4 NOVEMBER 2000, Page 43

Miltonic metre

From Mr Philip Hensher Sir: I don't know why Michael Horovitz finds it necessary to resort to name-calling and giving vent to his stupid, suburban big- otry (Letters, 28 October). But as far as his accusations go, I freely admit that he is right in saying that I am not a poet, and not as famous as Maya Angelou. On the other hand, my answering-machine message runs `Please leave a message after the tone', and I am not the product of a public school.

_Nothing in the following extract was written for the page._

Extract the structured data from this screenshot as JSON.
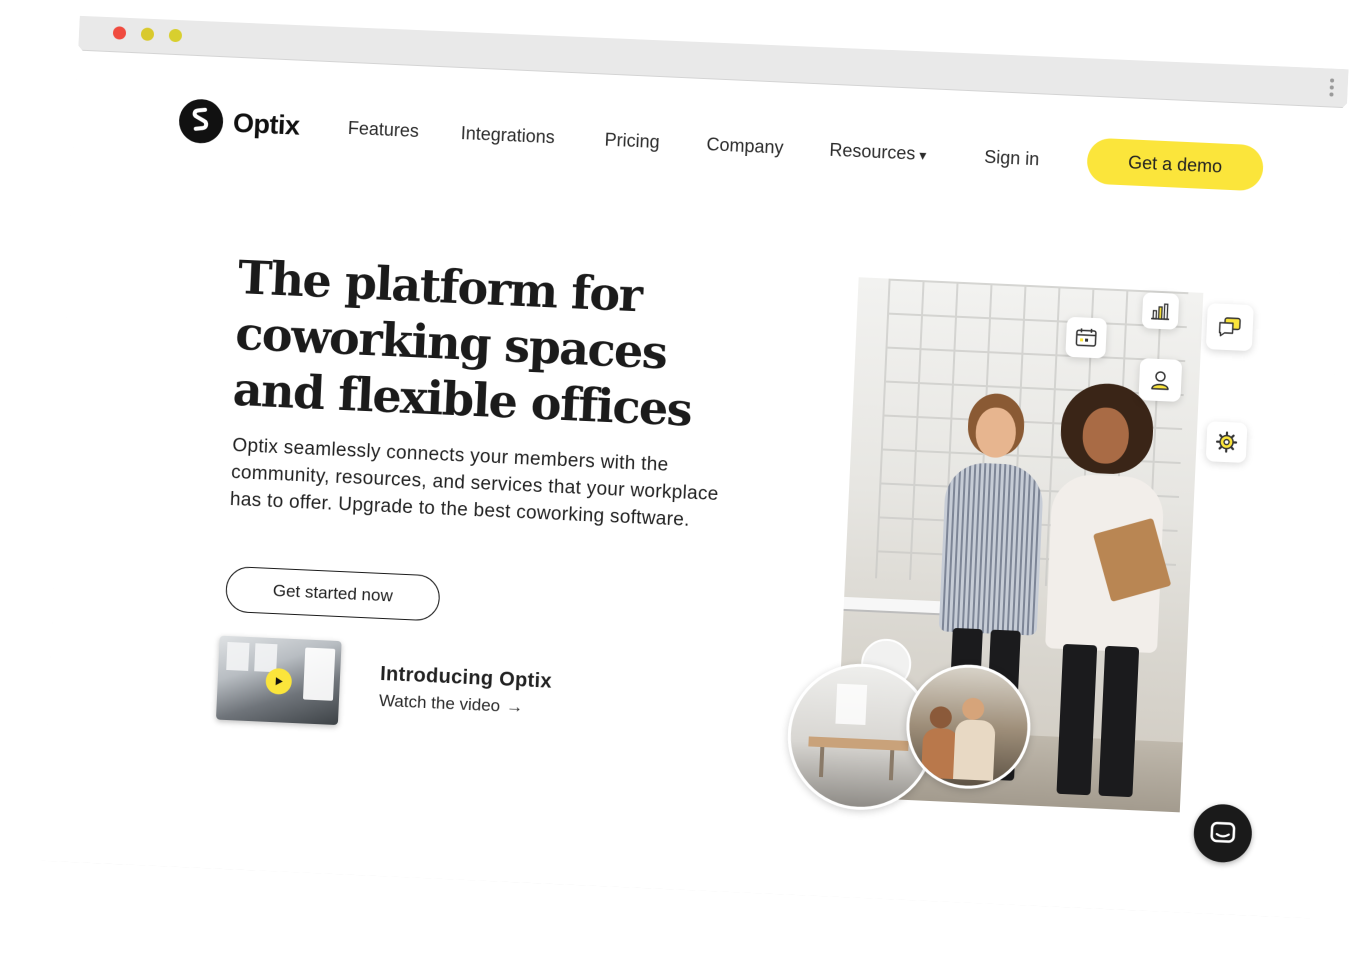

What any of this has to do with anything, God alone knows. If he is suggesting that only famous, heterosexual, state-school- educated poets could possibly understand anything about poetry, and he wants every- one else to be reduced to cringeing obei- sance before the surgeon-like expertise of Mr Michael Horovitz, let him say so. It is unlikely that anyone will take him seriously, however, if he goes on insisting that 'only a fraction of Milton's verse is strictly metri- cal'. The last time I looked, Paradise Lost, Paradise Regained and vast paragraphs of Samson Agonistes were in perfectly regular iambic pentameters. He hasn't understood what Milton meant, which is that he didn't like (1) rhyme and (2) the end-stopped line. Nothing at all to do with 'abjuring the strictly metrical'.

Philip Hensher

London SW8